As for Pollack and Thurman – Pollack was decent, though not spectacular. He only recorded 28 tackles and 4.5 sacks, but earned his attention for his on-the-field presence as a leader. Thurman was the stat star, racking up an astounding 148 tackles, 1.5 sacks, five interceptions and four forced fumbles. Suddenly the middle of the Bengals’ defense was a force again, filling a void that had been left behind by Takeo Spikes.
This team stormed out of the gate to a 4-0 record, and entered their Week 10 bye week 7-2. They emerged from the bye with a matchup against the mighty Colts, led by Manning. The Bengals would lose a 45-37 thriller, but established themselves as marquis-level competition.
They would ultimately overtake the division lead with a December 4 victory in Pittsburgh, and would clinch two weeks later with a win over the Detroit Lions. The Bengals would play conservative football in Weeks 16 and 17, dropping those games to the Bills and Chiefs (in ugly 37-3 fashion in this case). All of this was leading up to January 8, 2006.
On a cold night in Cincinnati, Paul Brown Stadium came unglued as their division champion Bengals stormed the field, ready to storm past a division rival and get to the Super Bowl. The Bengals’ offense would take the field early in the first quarter and on the first play of the drive, Palmer launched a deep 66 yard completion to Chris Henry, much to the pleasure of Bengals’ fans everywhere. And then the nightmare set in.
The play ended and suddenly, the Who Dey nation saw their Pro Bowl quarterback writhing in pain near the endzone he’d just been backed into. Steelers’ defensive end Kimo Von Oelhoffen – who I referenced in my piece about 1994 – had rolled up on Palmer’s left leg, tearing the young quarterback’s ACL, MCL, and damaging his meniscus. There was even a brief thought that the injury could be career threatening. But in the immediate aftermath, Bengals’ fans watched on in horror as Palmer was carted off the field. Jon Kitna would be the guy.
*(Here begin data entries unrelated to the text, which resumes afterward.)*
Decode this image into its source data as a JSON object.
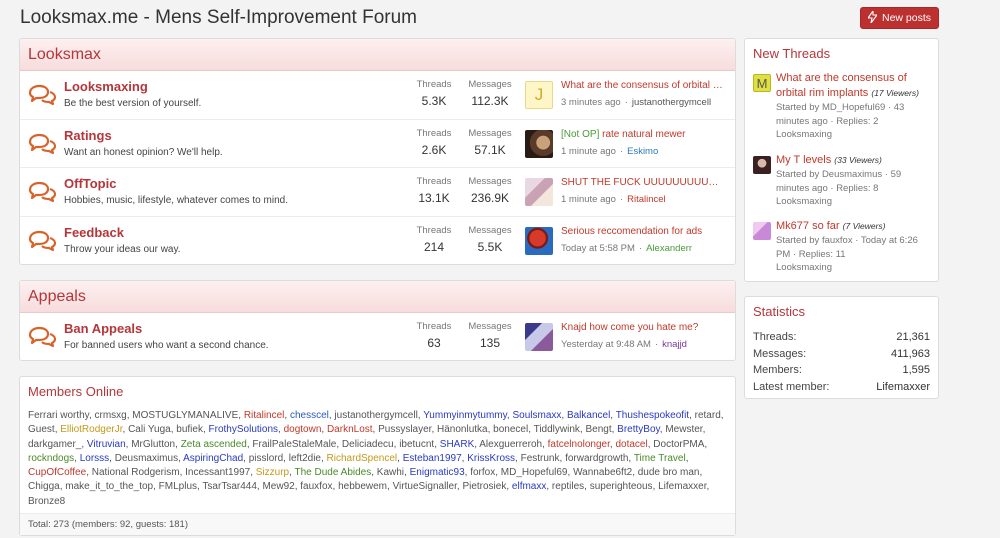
{
  "title": "Looksmax.me - Mens Self-Improvement Forum",
  "new_posts_label": "New posts",
  "sections": [
    {
      "title": "Looksmax",
      "nodes": [
        {
          "title": "Looksmaxing",
          "desc": "Be the best version of yourself.",
          "threads_label": "Threads",
          "threads": "5.3K",
          "messages_label": "Messages",
          "messages": "112.3K",
          "last_title": "What are the consensus of orbital …",
          "last_time": "3 minutes ago",
          "sep": "·",
          "last_user": "justanothergymcell",
          "user_color": "#555555"
        },
        {
          "title": "Ratings",
          "desc": "Want an honest opinion? We'll help.",
          "threads_label": "Threads",
          "threads": "2.6K",
          "messages_label": "Messages",
          "messages": "57.1K",
          "last_title_prefix": "[Not OP]",
          "last_title": "rate natural mewer",
          "last_time": "1 minute ago",
          "sep": "·",
          "last_user": "Eskimo",
          "user_color": "#2a7bbf"
        },
        {
          "title": "OffTopic",
          "desc": "Hobbies, music, lifestyle, whatever comes to mind.",
          "threads_label": "Threads",
          "threads": "13.1K",
          "messages_label": "Messages",
          "messages": "236.9K",
          "last_title": "SHUT THE FUCK UUUUUUUUU…",
          "last_time": "1 minute ago",
          "sep": "·",
          "last_user": "Ritalincel",
          "user_color": "#c0392b"
        },
        {
          "title": "Feedback",
          "desc": "Throw your ideas our way.",
          "threads_label": "Threads",
          "threads": "214",
          "messages_label": "Messages",
          "messages": "5.5K",
          "last_title": "Serious reccomendation for ads",
          "last_time": "Today at 5:58 PM",
          "sep": "·",
          "last_user": "Alexanderr",
          "user_color": "#4a9a3a"
        }
      ]
    },
    {
      "title": "Appeals",
      "nodes": [
        {
          "title": "Ban Appeals",
          "desc": "For banned users who want a second chance.",
          "threads_label": "Threads",
          "threads": "63",
          "messages_label": "Messages",
          "messages": "135",
          "last_title": "Knajd how come you hate me?",
          "last_time": "Yesterday at 9:48 AM",
          "sep": "·",
          "last_user": "knajjd",
          "user_color": "#7a3aa0"
        }
      ]
    }
  ],
  "members_online": {
    "title": "Members Online",
    "members": [
      {
        "n": "Ferrari worthy",
        "c": "#555555"
      },
      {
        "n": "crmsxg",
        "c": "#555555"
      },
      {
        "n": "MOSTUGLYMANALIVE",
        "c": "#555555"
      },
      {
        "n": "Ritalincel",
        "c": "#c0392b"
      },
      {
        "n": "chesscel",
        "c": "#2a5bbf"
      },
      {
        "n": "justanothergymcell",
        "c": "#555555"
      },
      {
        "n": "Yummyinmytummy",
        "c": "#2a3abf"
      },
      {
        "n": "Soulsmaxx",
        "c": "#2a3abf"
      },
      {
        "n": "Balkancel",
        "c": "#2a3abf"
      },
      {
        "n": "Thushespokeofit",
        "c": "#2a3abf"
      },
      {
        "n": "retard",
        "c": "#555555"
      },
      {
        "n": "Guest",
        "c": "#555555"
      },
      {
        "n": "ElliotRodgerJr",
        "c": "#c49a1a"
      },
      {
        "n": "Cali Yuga",
        "c": "#555555"
      },
      {
        "n": "bufiek",
        "c": "#555555"
      },
      {
        "n": "FrothySolutions",
        "c": "#2a3abf"
      },
      {
        "n": "dogtown",
        "c": "#c0392b"
      },
      {
        "n": "DarknLost",
        "c": "#c0392b"
      },
      {
        "n": "Pussyslayer",
        "c": "#555555"
      },
      {
        "n": "Hänonlutka",
        "c": "#555555"
      },
      {
        "n": "bonecel",
        "c": "#555555"
      },
      {
        "n": "Tiddlywink",
        "c": "#555555"
      },
      {
        "n": "Bengt",
        "c": "#555555"
      },
      {
        "n": "BrettyBoy",
        "c": "#2a3abf"
      },
      {
        "n": "Mewster",
        "c": "#555555"
      },
      {
        "n": "darkgamer_",
        "c": "#555555"
      },
      {
        "n": "Vitruvian",
        "c": "#2a3abf"
      },
      {
        "n": "MrGlutton",
        "c": "#555555"
      },
      {
        "n": "Zeta ascended",
        "c": "#4a8a2a"
      },
      {
        "n": "FrailPaleStaleMale",
        "c": "#555555"
      },
      {
        "n": "Deliciadecu",
        "c": "#555555"
      },
      {
        "n": "ibetucnt",
        "c": "#555555"
      },
      {
        "n": "SHARK",
        "c": "#2a3abf"
      },
      {
        "n": "Alexguerreroh",
        "c": "#555555"
      },
      {
        "n": "fatcelnolonger",
        "c": "#c0392b"
      },
      {
        "n": "dotacel",
        "c": "#c0392b"
      },
      {
        "n": "DoctorPMA",
        "c": "#555555"
      },
      {
        "n": "rockndogs",
        "c": "#4a8a2a"
      },
      {
        "n": "Lorsss",
        "c": "#2a3abf"
      },
      {
        "n": "Deusmaximus",
        "c": "#555555"
      },
      {
        "n": "AspiringChad",
        "c": "#2a3abf"
      },
      {
        "n": "pisslord",
        "c": "#555555"
      },
      {
        "n": "left2die",
        "c": "#555555"
      },
      {
        "n": "RichardSpencel",
        "c": "#c49a1a"
      },
      {
        "n": "Esteban1997",
        "c": "#2a3abf"
      },
      {
        "n": "KrissKross",
        "c": "#2a3abf"
      },
      {
        "n": "Festrunk",
        "c": "#555555"
      },
      {
        "n": "forwardgrowth",
        "c": "#555555"
      },
      {
        "n": "Time Travel",
        "c": "#4a8a2a"
      },
      {
        "n": "CupOfCoffee",
        "c": "#c0392b"
      },
      {
        "n": "National Rodgerism",
        "c": "#555555"
      },
      {
        "n": "Incessant1997",
        "c": "#555555"
      },
      {
        "n": "Sizzurp",
        "c": "#c49a1a"
      },
      {
        "n": "The Dude Abides",
        "c": "#4a8a2a"
      },
      {
        "n": "Kawhi",
        "c": "#555555"
      },
      {
        "n": "Enigmatic93",
        "c": "#2a3abf"
      },
      {
        "n": "forfox",
        "c": "#555555"
      },
      {
        "n": "MD_Hopeful69",
        "c": "#555555"
      },
      {
        "n": "Wannabe6ft2",
        "c": "#555555"
      },
      {
        "n": "dude bro man",
        "c": "#555555"
      },
      {
        "n": "Chigga",
        "c": "#555555"
      },
      {
        "n": "make_it_to_the_top",
        "c": "#555555"
      },
      {
        "n": "FMLplus",
        "c": "#555555"
      },
      {
        "n": "TsarTsar444",
        "c": "#555555"
      },
      {
        "n": "Mew92",
        "c": "#555555"
      },
      {
        "n": "fauxfox",
        "c": "#555555"
      },
      {
        "n": "hebbewem",
        "c": "#555555"
      },
      {
        "n": "VirtueSignaller",
        "c": "#555555"
      },
      {
        "n": "Pietrosiek",
        "c": "#555555"
      },
      {
        "n": "elfmaxx",
        "c": "#2a3abf"
      },
      {
        "n": "reptiles",
        "c": "#555555"
      },
      {
        "n": "superighteous",
        "c": "#555555"
      },
      {
        "n": "Lifemaxxer",
        "c": "#555555"
      },
      {
        "n": "Bronze8",
        "c": "#555555"
      }
    ],
    "footer": "Total: 273 (members: 92, guests: 181)"
  },
  "new_threads": {
    "title": "New Threads",
    "items": [
      {
        "title": "What are the consensus of orbital rim implants",
        "viewers": "(17 Viewers)",
        "meta1": "Started by MD_Hopeful69 · 43",
        "meta2": "minutes ago · Replies: 2",
        "forum": "Looksmaxing",
        "avatar": "M"
      },
      {
        "title": "My T levels",
        "viewers": "(33 Viewers)",
        "meta1": "Started by Deusmaximus · 59",
        "meta2": "minutes ago · Replies: 8",
        "forum": "Looksmaxing"
      },
      {
        "title": "Mk677 so far",
        "viewers": "(7 Viewers)",
        "meta1": "Started by fauxfox · Today at 6:26",
        "meta2": "PM · Replies: 11",
        "forum": "Looksmaxing"
      }
    ]
  },
  "statistics": {
    "title": "Statistics",
    "rows": [
      {
        "label": "Threads:",
        "value": "21,361"
      },
      {
        "label": "Messages:",
        "value": "411,963"
      },
      {
        "label": "Members:",
        "value": "1,595"
      },
      {
        "label": "Latest member:",
        "value": "Lifemaxxer"
      }
    ]
  },
  "avatar_letters": {
    "node0": "J"
  },
  "colors": {
    "accent": "#b4363a",
    "button": "#bd3030",
    "icon": "#d9622b"
  },
  "icons": {
    "node": "chat-bubbles-icon",
    "new_posts": "bolt-icon"
  }
}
Kitna wasn’t too bad overall, but not spectacular either. He would throw for just under 200 yards with a touchdown and two picks. The Bengals were actually able to jump out to a 17-7 first half lead behind a long touchdown run from Rudi Johnson and touchdown catch by Houshmandzadeh. However, as has happened so many times since, the Steelers scored just before halftime and ultimately dominated the rest of the game, outscoring Cincinnati 24-0 following their 17-7 deficit. The Steelers won 31-17 and would go on to win the Super Bowl. It could be said that this was the game to really kick off the red hot Bengals/Steelers rivalry.
I’ll give something of a spoiler in this part of the piece – I referenced above how much this game would impact the future of what looked to be an incredible Bengals team. Palmer was never the same after his injury, despite some solid performances in future seasons. Chad Johnson started to become something of a circus act, countless players (Thurman included) began to run into off-the-field issues, injuries would start piling up, and overall disgruntlement wound up being the reason for Palmer’s exit from Cincinnati.
While 2005 didn’t end anywhere close to how we wanted it to, it was one of the key years in Bengals’ history, and undoubtedly one of the most fun. Sadly, our weekly journeys are about to re-enter something of a dark period, as it would be a few years before the Bengals would be back in the postseason.
Next week – an extra point that is remembered for all the wrong reasons.